Segment Open

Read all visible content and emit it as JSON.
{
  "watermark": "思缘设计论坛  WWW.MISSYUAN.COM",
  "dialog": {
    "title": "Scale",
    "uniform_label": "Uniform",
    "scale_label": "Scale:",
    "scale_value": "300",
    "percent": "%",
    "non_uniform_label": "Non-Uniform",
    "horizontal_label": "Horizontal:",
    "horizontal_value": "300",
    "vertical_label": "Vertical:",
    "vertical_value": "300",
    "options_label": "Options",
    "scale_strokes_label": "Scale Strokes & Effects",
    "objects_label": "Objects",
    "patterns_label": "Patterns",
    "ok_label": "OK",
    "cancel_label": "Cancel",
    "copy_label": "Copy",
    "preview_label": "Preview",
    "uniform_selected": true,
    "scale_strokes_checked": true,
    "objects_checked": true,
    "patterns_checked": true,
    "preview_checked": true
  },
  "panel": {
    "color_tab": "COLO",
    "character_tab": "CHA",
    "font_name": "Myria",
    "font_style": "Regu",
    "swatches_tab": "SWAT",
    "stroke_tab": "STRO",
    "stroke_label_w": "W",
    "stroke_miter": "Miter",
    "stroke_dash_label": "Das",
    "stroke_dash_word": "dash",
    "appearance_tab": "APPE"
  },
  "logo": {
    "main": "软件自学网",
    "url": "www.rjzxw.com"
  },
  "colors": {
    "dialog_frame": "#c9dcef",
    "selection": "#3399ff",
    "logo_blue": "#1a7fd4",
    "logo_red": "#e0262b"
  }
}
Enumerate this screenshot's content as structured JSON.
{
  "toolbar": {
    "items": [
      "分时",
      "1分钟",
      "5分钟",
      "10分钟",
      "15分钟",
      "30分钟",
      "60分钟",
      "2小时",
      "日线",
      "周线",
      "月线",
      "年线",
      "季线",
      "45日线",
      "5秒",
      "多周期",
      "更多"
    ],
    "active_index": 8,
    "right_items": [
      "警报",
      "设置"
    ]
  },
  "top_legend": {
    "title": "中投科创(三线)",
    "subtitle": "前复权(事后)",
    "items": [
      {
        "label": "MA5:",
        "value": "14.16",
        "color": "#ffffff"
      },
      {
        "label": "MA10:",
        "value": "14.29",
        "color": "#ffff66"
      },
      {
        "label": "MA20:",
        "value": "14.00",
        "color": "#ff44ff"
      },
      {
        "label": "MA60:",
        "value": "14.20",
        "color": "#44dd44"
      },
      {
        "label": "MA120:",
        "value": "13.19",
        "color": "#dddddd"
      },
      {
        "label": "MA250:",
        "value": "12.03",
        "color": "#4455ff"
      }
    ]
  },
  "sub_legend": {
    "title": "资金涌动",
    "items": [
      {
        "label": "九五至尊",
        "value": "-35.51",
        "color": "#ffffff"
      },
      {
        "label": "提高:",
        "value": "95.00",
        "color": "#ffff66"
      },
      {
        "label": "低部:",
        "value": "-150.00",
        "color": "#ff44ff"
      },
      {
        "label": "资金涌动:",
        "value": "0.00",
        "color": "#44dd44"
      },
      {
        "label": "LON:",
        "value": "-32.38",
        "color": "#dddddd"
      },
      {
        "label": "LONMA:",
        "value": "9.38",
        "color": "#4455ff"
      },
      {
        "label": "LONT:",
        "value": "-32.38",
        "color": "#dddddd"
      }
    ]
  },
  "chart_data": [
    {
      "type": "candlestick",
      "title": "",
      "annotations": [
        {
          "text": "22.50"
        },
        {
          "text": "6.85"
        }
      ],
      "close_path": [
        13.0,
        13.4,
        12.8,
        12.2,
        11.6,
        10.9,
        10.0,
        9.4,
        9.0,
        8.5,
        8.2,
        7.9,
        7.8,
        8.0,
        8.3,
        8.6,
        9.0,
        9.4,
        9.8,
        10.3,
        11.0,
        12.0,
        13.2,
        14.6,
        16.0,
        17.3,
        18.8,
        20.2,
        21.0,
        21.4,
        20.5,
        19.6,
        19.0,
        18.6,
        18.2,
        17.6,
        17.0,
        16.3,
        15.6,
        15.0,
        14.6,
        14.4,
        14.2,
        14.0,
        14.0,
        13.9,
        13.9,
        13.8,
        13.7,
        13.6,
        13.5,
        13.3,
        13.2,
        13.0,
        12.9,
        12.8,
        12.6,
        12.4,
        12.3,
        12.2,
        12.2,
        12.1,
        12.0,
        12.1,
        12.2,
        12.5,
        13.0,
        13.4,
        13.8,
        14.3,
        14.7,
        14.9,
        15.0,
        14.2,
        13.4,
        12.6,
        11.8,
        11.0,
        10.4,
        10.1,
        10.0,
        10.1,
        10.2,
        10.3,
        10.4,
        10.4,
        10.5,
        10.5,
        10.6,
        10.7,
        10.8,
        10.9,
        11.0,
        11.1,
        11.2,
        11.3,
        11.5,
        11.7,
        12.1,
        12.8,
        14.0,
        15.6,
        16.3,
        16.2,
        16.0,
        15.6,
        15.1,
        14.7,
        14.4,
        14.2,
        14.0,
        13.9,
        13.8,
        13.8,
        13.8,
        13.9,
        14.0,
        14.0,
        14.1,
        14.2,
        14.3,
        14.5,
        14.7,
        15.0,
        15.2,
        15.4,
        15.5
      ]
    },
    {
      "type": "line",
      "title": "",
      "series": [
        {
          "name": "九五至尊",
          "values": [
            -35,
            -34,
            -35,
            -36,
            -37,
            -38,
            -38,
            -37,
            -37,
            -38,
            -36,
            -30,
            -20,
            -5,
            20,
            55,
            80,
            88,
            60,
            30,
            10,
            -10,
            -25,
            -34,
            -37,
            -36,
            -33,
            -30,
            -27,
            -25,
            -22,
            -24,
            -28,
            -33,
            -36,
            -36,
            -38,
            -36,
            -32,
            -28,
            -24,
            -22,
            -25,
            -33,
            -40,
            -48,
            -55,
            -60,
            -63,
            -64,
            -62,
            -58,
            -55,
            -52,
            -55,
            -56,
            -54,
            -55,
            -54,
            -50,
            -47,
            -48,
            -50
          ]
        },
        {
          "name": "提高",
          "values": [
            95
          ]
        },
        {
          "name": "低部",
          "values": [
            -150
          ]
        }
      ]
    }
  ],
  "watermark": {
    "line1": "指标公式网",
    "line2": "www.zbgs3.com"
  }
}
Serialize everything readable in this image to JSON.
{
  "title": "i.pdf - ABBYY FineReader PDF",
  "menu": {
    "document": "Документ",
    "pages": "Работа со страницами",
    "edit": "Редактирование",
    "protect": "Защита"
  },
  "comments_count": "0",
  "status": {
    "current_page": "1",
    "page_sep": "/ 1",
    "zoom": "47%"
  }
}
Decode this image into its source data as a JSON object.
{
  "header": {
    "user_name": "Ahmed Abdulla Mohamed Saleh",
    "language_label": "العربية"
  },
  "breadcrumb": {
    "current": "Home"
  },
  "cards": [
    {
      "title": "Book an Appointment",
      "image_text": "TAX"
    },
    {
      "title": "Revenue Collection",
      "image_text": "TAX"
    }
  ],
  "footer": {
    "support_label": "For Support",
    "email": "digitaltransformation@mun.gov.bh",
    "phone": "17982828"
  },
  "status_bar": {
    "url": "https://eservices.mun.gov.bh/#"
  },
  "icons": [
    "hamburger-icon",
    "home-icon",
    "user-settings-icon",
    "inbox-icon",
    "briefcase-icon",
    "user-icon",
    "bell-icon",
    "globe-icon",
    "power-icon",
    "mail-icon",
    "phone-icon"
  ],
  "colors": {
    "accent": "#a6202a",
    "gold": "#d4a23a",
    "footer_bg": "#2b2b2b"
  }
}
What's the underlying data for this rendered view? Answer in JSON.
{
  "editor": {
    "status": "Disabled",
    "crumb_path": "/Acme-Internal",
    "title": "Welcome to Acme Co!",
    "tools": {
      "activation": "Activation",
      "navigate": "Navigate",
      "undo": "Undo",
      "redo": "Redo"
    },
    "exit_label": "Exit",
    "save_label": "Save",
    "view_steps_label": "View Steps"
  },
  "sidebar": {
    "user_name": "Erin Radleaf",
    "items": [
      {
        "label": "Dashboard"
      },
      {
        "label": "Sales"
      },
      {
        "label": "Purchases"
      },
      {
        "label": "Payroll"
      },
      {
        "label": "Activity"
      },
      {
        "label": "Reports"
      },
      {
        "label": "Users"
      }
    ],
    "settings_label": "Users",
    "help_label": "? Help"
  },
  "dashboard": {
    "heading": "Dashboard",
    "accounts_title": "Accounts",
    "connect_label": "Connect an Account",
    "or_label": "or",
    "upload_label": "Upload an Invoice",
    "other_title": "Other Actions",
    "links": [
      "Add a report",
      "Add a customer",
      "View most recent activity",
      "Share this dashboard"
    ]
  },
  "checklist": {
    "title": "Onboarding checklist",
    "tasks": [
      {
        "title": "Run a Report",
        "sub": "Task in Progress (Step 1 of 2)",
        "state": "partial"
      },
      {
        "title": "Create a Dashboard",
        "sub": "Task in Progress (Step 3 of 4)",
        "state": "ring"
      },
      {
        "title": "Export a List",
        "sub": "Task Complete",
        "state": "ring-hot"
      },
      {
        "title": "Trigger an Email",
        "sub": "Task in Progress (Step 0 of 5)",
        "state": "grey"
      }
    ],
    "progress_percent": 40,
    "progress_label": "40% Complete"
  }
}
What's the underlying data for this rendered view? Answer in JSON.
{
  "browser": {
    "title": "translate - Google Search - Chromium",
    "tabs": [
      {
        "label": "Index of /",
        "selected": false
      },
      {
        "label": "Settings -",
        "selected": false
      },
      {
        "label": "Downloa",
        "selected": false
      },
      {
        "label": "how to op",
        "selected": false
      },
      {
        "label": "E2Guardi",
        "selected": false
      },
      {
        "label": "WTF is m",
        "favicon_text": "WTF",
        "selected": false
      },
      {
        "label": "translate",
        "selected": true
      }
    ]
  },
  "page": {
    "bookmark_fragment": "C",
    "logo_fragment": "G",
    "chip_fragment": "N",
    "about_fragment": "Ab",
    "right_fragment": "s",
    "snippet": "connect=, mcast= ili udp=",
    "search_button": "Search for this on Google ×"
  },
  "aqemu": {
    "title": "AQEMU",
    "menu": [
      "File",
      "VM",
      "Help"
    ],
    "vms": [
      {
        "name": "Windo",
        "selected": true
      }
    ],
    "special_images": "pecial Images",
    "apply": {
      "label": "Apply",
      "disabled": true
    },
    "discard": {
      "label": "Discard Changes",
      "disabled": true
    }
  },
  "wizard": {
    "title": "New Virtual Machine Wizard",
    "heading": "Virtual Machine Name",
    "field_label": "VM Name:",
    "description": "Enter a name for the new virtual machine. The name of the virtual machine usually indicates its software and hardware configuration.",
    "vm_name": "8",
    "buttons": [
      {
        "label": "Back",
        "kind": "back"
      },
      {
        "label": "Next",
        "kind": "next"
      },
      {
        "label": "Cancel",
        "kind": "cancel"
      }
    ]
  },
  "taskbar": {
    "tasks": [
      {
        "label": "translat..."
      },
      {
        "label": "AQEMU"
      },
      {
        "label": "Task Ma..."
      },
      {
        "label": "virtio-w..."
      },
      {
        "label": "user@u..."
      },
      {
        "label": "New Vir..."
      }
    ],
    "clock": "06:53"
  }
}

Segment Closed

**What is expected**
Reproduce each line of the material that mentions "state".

**Output**
        "state": "partial"
        "state": "ring"
        "state": "ring-hot"
        "state": "grey"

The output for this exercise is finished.